Carlson said one bidder even offered as much as $5,000 for Neil’s Nightmare – another jewel in his collection. However, Carlson is not accepting offers for his work. He wants the chance to display it all at least once before he sells it off.
At least that’s what he says. Others might guess that he’s just an art pack rat.
Nick Ruth, an associate professor of art at Hobart and William Smith Colleges, discussed the history and tradition behind found object art – with a disclaimer.
“It’s basically impossible to pinpoint the first time someone found something and found beauty not related to its original purpose,” he said.
But if a beginning is needed, look no further than Marcel Duchamp, a French surrealist living in the early 1900s. His most notable work was a bathroom urinal, which he titled Fountain.
Duchamp called this genre “readymades,” but it soon became known as found art.
“There is something very inspiring in discovering something unexpected in normal, everyday stuff, and I think the possibility starts multiplying when you add more and more objects,” Ruth said.
He also took a look at Carlson’s Web site.

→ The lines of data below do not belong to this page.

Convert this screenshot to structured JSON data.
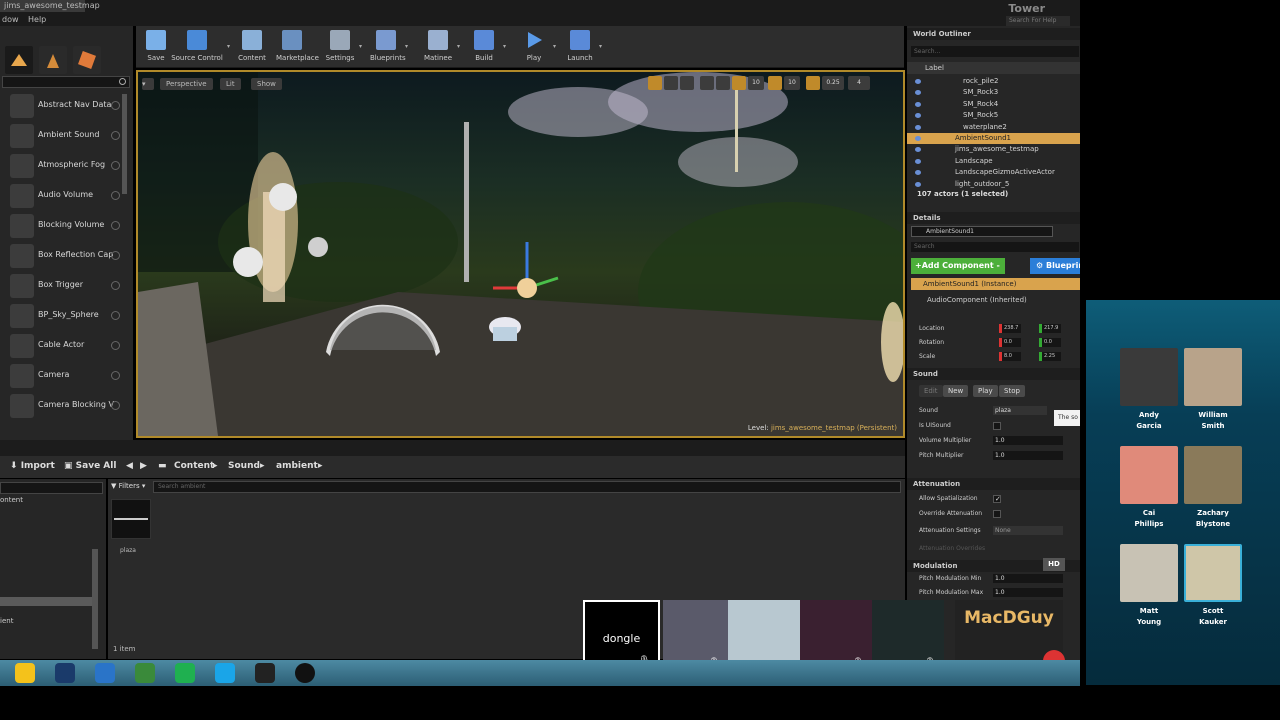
{
  "title_bar": {
    "tab": "jims_awesome_testmap",
    "menus": [
      "dow",
      "Help"
    ],
    "app_title": "Tower",
    "help_search_placeholder": "Search For Help"
  },
  "modes": {
    "items": [
      {
        "label": "Abstract Nav Data"
      },
      {
        "label": "Ambient Sound"
      },
      {
        "label": "Atmospheric Fog"
      },
      {
        "label": "Audio Volume"
      },
      {
        "label": "Blocking Volume"
      },
      {
        "label": "Box Reflection Cap"
      },
      {
        "label": "Box Trigger"
      },
      {
        "label": "BP_Sky_Sphere"
      },
      {
        "label": "Cable Actor"
      },
      {
        "label": "Camera"
      },
      {
        "label": "Camera Blocking V"
      }
    ]
  },
  "toolbar": {
    "buttons": [
      {
        "label": "Save",
        "icon": "save-icon"
      },
      {
        "label": "Source Control",
        "icon": "source-control-icon"
      },
      {
        "label": "Content",
        "icon": "content-icon"
      },
      {
        "label": "Marketplace",
        "icon": "marketplace-icon"
      },
      {
        "label": "Settings",
        "icon": "settings-icon"
      },
      {
        "label": "Blueprints",
        "icon": "blueprints-icon"
      },
      {
        "label": "Matinee",
        "icon": "matinee-icon"
      },
      {
        "label": "Build",
        "icon": "build-icon"
      },
      {
        "label": "Play",
        "icon": "play-icon"
      },
      {
        "label": "Launch",
        "icon": "launch-icon"
      }
    ]
  },
  "viewport": {
    "perspective": "Perspective",
    "lit": "Lit",
    "show": "Show",
    "snap_angle": "10",
    "grid_size": "10",
    "scale_snap": "0.25",
    "cams": "4",
    "level_label": "Level:",
    "level_name": "jims_awesome_testmap (Persistent)"
  },
  "content_browser": {
    "import": "Import",
    "save_all": "Save All",
    "path": [
      "Content",
      "Sound",
      "ambient"
    ],
    "filters": "Filters",
    "search_placeholder": "Search ambient",
    "asset_name": "plaza",
    "item_count": "1 item",
    "tree_rows": [
      "ontent",
      "ient"
    ]
  },
  "outliner": {
    "title": "World Outliner",
    "search_placeholder": "Search...",
    "label_col": "Label",
    "rows": [
      {
        "label": "rock_pile2",
        "indent": 2
      },
      {
        "label": "SM_Rock3",
        "indent": 2
      },
      {
        "label": "SM_Rock4",
        "indent": 2
      },
      {
        "label": "SM_Rock5",
        "indent": 2
      },
      {
        "label": "waterplane2",
        "indent": 2
      },
      {
        "label": "AmbientSound1",
        "indent": 1,
        "selected": true
      },
      {
        "label": "jims_awesome_testmap",
        "indent": 1
      },
      {
        "label": "Landscape",
        "indent": 1
      },
      {
        "label": "LandscapeGizmoActiveActor",
        "indent": 1
      },
      {
        "label": "light_outdoor_5",
        "indent": 1
      }
    ],
    "actor_count": "107 actors (1 selected)"
  },
  "details": {
    "title": "Details",
    "name": "AmbientSound1",
    "search_placeholder": "Search",
    "add_component": "+Add Component -",
    "blueprint": "Blueprint",
    "instance": "AmbientSound1 (Instance)",
    "component": "AudioComponent (Inherited)",
    "transform": {
      "location_label": "Location",
      "rotation_label": "Rotation",
      "scale_label": "Scale",
      "location": [
        "238.7",
        "217.9"
      ],
      "rotation": [
        "0.0",
        "0.0"
      ],
      "scale": [
        "8.0",
        "2.25"
      ]
    },
    "sound_section": "Sound",
    "sound_buttons": [
      "Edit",
      "New",
      "Play",
      "Stop"
    ],
    "sound_props": [
      {
        "label": "Sound",
        "value": "plaza"
      },
      {
        "label": "Is UISound",
        "value": ""
      },
      {
        "label": "Volume Multiplier",
        "value": "1.0"
      },
      {
        "label": "Pitch Multiplier",
        "value": "1.0"
      }
    ],
    "tooltip": "The so",
    "attenuation_section": "Attenuation",
    "attenuation_props": [
      {
        "label": "Allow Spatialization",
        "checked": true
      },
      {
        "label": "Override Attenuation",
        "checked": false
      }
    ],
    "attenuation_settings_label": "Attenuation Settings",
    "attenuation_settings_value": "None",
    "attenuation_overrides": "Attenuation Overrides",
    "modulation_section": "Modulation",
    "hd_badge": "HD",
    "modulation_props": [
      {
        "label": "Pitch Modulation Min",
        "value": "1.0"
      },
      {
        "label": "Pitch Modulation Max",
        "value": "1.0"
      }
    ]
  },
  "call": {
    "participants": [
      {
        "name": "Andy Garcia",
        "line1": "Andy",
        "line2": "Garcia",
        "color": "#3a3a3a"
      },
      {
        "name": "William Smith",
        "line1": "William",
        "line2": "Smith",
        "color": "#b8a38a"
      },
      {
        "name": "Cai Phillips",
        "line1": "Cai",
        "line2": "Phillips",
        "color": "#e08a7a"
      },
      {
        "name": "Zachary Blystone",
        "line1": "Zachary",
        "line2": "Blystone",
        "color": "#8a7a5a"
      },
      {
        "name": "Matt Young",
        "line1": "Matt",
        "line2": "Young",
        "color": "#c8c2b4"
      },
      {
        "name": "Scott Kaulker",
        "line1": "Scott",
        "line2": "Kauker",
        "color": "#cfc6a8"
      }
    ],
    "dongle": "dongle",
    "macdguy": "MacDGuy"
  }
}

“For some time now, many thoughtful people have been trying to challenge the question of what makes art good, and perhaps some time ago people felt that … many years of technical training is what legitimized an artist’s vision,” Ruth said. “But these days, there’s a lot of creativity and insight from the people like Gary.”